Data records Block Start
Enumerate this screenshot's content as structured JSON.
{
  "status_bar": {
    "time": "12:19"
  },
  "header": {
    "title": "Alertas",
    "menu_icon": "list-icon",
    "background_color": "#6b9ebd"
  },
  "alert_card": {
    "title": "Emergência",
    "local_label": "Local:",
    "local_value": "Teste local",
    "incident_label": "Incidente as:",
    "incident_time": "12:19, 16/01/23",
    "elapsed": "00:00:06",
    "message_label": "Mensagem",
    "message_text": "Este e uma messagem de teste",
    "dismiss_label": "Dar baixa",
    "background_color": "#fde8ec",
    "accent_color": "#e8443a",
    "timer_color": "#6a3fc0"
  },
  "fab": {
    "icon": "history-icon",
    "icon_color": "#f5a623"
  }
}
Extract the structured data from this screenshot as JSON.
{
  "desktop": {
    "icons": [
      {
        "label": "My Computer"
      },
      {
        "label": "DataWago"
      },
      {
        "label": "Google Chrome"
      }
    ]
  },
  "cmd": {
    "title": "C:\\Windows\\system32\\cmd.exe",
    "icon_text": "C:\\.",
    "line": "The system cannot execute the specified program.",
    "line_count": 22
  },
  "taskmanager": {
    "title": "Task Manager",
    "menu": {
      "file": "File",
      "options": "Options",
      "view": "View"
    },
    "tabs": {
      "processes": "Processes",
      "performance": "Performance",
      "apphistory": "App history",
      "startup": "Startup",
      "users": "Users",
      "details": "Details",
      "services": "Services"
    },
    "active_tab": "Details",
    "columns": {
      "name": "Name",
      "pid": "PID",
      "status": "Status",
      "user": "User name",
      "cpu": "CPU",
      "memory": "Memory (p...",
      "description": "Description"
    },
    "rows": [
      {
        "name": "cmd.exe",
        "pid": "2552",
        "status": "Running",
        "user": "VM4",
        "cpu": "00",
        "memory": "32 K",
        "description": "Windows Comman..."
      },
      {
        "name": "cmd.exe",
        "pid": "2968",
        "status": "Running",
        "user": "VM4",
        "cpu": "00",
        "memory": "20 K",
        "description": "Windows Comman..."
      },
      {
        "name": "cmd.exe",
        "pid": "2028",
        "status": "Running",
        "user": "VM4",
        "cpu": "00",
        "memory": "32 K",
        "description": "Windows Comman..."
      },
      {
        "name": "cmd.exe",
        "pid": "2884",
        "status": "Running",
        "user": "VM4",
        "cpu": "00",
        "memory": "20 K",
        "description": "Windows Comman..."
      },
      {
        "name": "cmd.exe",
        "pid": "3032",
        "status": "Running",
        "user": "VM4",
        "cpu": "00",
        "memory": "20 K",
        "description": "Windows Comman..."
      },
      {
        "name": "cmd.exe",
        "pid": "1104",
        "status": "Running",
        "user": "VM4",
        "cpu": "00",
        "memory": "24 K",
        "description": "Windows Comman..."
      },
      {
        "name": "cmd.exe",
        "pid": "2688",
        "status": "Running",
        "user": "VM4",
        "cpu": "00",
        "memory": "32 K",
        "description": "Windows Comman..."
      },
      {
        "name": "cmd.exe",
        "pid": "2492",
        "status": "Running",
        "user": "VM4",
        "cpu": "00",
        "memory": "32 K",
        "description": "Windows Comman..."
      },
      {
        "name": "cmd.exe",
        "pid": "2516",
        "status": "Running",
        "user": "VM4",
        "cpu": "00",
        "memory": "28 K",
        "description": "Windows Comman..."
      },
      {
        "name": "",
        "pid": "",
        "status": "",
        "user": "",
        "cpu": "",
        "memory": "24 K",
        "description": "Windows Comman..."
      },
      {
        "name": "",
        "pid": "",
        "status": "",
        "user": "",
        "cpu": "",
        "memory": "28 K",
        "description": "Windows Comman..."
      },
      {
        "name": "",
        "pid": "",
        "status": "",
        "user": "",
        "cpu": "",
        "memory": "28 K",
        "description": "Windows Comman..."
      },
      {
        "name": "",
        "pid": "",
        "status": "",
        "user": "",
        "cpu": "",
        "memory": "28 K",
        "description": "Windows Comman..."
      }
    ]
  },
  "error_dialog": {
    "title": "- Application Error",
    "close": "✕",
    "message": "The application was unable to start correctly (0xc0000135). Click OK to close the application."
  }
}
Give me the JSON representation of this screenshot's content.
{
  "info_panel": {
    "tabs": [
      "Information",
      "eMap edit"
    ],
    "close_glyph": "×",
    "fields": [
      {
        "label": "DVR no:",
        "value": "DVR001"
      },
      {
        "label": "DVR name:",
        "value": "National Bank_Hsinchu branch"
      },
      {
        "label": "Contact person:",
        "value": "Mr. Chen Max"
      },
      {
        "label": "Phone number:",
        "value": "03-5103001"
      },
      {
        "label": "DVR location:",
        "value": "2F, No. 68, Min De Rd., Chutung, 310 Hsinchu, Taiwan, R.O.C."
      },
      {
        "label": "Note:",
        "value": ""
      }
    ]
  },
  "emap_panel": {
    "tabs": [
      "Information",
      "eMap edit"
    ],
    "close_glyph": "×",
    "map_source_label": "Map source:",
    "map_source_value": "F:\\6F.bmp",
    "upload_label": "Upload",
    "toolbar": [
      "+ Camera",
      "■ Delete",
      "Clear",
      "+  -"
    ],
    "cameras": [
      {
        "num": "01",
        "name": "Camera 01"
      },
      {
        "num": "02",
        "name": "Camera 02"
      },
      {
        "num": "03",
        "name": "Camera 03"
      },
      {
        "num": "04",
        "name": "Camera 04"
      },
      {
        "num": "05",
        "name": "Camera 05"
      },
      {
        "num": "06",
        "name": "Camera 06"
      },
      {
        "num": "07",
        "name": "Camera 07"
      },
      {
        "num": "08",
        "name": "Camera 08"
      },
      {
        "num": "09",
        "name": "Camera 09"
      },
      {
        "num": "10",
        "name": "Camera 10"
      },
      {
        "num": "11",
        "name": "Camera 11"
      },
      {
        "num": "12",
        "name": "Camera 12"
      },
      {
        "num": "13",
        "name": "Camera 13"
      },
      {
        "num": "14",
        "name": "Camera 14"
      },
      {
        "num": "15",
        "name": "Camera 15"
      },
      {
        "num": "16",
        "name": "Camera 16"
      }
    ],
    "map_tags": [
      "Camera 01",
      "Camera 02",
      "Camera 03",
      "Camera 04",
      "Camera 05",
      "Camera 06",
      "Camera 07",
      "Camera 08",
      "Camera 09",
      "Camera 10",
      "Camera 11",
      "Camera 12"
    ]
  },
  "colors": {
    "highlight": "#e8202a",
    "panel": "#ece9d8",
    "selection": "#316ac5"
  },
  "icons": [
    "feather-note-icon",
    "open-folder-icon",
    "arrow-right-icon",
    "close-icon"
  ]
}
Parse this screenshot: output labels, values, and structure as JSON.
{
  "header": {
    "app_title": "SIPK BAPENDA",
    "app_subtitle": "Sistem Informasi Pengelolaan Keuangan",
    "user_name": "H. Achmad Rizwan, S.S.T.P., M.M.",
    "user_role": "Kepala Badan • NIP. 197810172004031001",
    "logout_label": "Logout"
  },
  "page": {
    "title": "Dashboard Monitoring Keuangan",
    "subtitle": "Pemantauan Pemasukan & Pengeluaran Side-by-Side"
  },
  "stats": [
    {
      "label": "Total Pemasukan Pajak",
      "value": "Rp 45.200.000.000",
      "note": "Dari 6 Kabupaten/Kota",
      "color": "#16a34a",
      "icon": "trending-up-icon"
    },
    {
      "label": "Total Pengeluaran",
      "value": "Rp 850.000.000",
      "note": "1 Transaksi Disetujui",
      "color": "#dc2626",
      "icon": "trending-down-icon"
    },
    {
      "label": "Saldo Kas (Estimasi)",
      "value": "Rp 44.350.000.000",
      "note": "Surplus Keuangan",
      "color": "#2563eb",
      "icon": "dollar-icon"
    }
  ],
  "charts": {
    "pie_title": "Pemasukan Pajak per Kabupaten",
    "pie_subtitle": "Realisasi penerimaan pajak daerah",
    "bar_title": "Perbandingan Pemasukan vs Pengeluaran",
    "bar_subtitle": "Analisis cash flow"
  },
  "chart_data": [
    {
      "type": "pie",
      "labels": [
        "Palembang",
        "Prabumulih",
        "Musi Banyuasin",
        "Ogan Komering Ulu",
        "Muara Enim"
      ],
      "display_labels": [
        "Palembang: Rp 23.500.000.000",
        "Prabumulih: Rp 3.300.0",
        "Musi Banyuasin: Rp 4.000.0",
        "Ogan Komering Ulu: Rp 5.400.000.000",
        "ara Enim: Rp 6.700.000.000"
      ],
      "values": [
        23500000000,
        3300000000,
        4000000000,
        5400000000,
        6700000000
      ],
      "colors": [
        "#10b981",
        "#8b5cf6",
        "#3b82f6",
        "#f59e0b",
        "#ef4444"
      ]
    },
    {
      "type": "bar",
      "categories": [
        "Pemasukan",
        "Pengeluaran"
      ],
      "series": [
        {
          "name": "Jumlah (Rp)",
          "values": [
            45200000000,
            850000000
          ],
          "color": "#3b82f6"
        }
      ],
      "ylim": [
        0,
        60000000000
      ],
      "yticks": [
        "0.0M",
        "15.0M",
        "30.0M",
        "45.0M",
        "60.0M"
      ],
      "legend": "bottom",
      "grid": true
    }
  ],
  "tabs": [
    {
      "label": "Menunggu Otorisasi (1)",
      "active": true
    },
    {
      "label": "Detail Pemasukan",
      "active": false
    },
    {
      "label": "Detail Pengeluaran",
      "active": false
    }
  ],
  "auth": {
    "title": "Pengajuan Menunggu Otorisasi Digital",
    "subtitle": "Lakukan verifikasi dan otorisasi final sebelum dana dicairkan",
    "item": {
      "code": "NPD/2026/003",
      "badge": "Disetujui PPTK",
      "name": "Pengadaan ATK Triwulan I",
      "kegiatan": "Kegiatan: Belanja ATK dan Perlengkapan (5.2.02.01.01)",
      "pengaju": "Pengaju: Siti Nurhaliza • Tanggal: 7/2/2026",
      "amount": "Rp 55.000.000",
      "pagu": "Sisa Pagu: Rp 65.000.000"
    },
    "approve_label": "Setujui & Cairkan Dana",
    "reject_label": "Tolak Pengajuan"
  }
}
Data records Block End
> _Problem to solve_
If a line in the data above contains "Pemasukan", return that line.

> _Task result_
    "subtitle": "Pemantauan Pemasukan & Pengeluaran Side-by-Side"
      "label": "Total Pemasukan Pajak",
    "pie_title": "Pemasukan Pajak per Kabupaten",
    "bar_title": "Perbandingan Pemasukan vs Pengeluaran",
        "Pemasukan",
      "label": "Detail Pemasukan",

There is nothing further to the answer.